The Fed “has pushed us into an inflection point,” according to one industry watcher, and “may be oversteering” as additional rate hikes loom before year’s end.
“I think the Fed may be oversteering,” Marcus & Millichap’s John Chang says in a new analysis. “Think back a year ago…inflation was already rising rapidly but the Fed held to its position that inflation was transitory. They kept their foot on the accelerator with quantitative easing until they started to back off in November…even then, they phased it out over a four-month span. The Fed was holding interest rates down until March of this year. Now they’re swerving in the other direction.”
Chang notes that Fed Chairman Powell has made the possibility of economic pain quite clear in his messaging since last August. And American business is taking note: in a recent survey of CEOs by KPMG, 91% said the US will face a recession in the next 12 months (though they also remain positive about their three-year outlook). Chang notes that the overall CEO confidence level has been showing “a pretty healthy decline” as well, though it remains higher than when the world entered the COVID-19 pandemic or the Great Financial Crisis. Small business confidence and consumer confidence are also showing weakness.
“None of them are screaming recession, but they do merit monitoring,” Chang says. What’s more, the ISM Manufacturing Index also fell to 50.9 last week and is at its lowest level since May 2020. Job openings data also showed a million fewer unfilled jobs: in July, there were 11.1 million job openings and in August there were 10.1 million unfilled positions. All told, there are still about 4 million more openings in the US than people looking for work.
“We are not in a free fall or even a contraction, but it does appear that the employment market, like the manufacturing index, while still positive but not as strong as it was a month or two ago.,” Chang says. “A lot of this will be driven by the Federal Reserve. Arguably, the Fed has been oversteering.

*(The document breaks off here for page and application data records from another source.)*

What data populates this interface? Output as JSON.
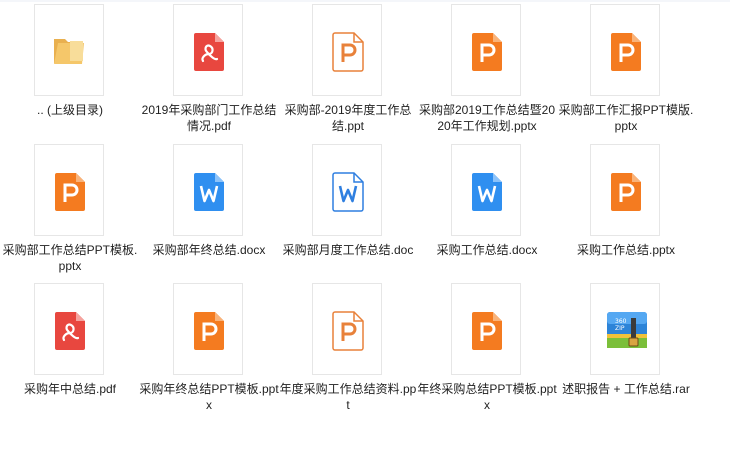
{
  "files": [
    {
      "name": ".. (上级目录)",
      "icon": "folder-icon"
    },
    {
      "name": "2019年采购部门工作总结情况.pdf",
      "icon": "pdf-icon"
    },
    {
      "name": "采购部-2019年度工作总结.ppt",
      "icon": "ppt-icon"
    },
    {
      "name": "采购部2019工作总结暨2020年工作规划.pptx",
      "icon": "pptx-icon"
    },
    {
      "name": "采购部工作汇报PPT模版.pptx",
      "icon": "pptx-icon"
    },
    {
      "name": "采购部工作总结PPT模板.pptx",
      "icon": "pptx-icon"
    },
    {
      "name": "采购部年终总结.docx",
      "icon": "docx-icon"
    },
    {
      "name": "采购部月度工作总结.doc",
      "icon": "doc-icon"
    },
    {
      "name": "采购工作总结.docx",
      "icon": "docx-icon"
    },
    {
      "name": "采购工作总结.pptx",
      "icon": "pptx-icon"
    },
    {
      "name": "采购年中总结.pdf",
      "icon": "pdf-icon"
    },
    {
      "name": "采购年终总结PPT模板.pptx",
      "icon": "pptx-icon"
    },
    {
      "name": "年度采购工作总结资料.ppt",
      "icon": "ppt-icon"
    },
    {
      "name": "年终采购总结PPT模板.pptx",
      "icon": "pptx-icon"
    },
    {
      "name": "述职报告 + 工作总结.rar",
      "icon": "rar-icon"
    }
  ],
  "colors": {
    "pdf": "#e8473f",
    "pptx": "#f47b20",
    "ppt_outline": "#e8813a",
    "docx": "#2f8ff0",
    "doc_outline": "#2f7fe0",
    "folder": "#f5c76a"
  }
}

That implies the Fed will go through with their telegraphed 75 basis point increase in November unless there are substantive changes in the economic readings.”
And for CRE, this means likely continued upward pressure on interest rates as well as slowed hiring, rising unemployment, and spending and inventory reduction.
“If those things happen, it would weigh on demand for most types of commercial real estate,” Chang says. “I’m not sounding the alarm, but a modest recession is becoming increasingly probable, and uncertainty is rising.”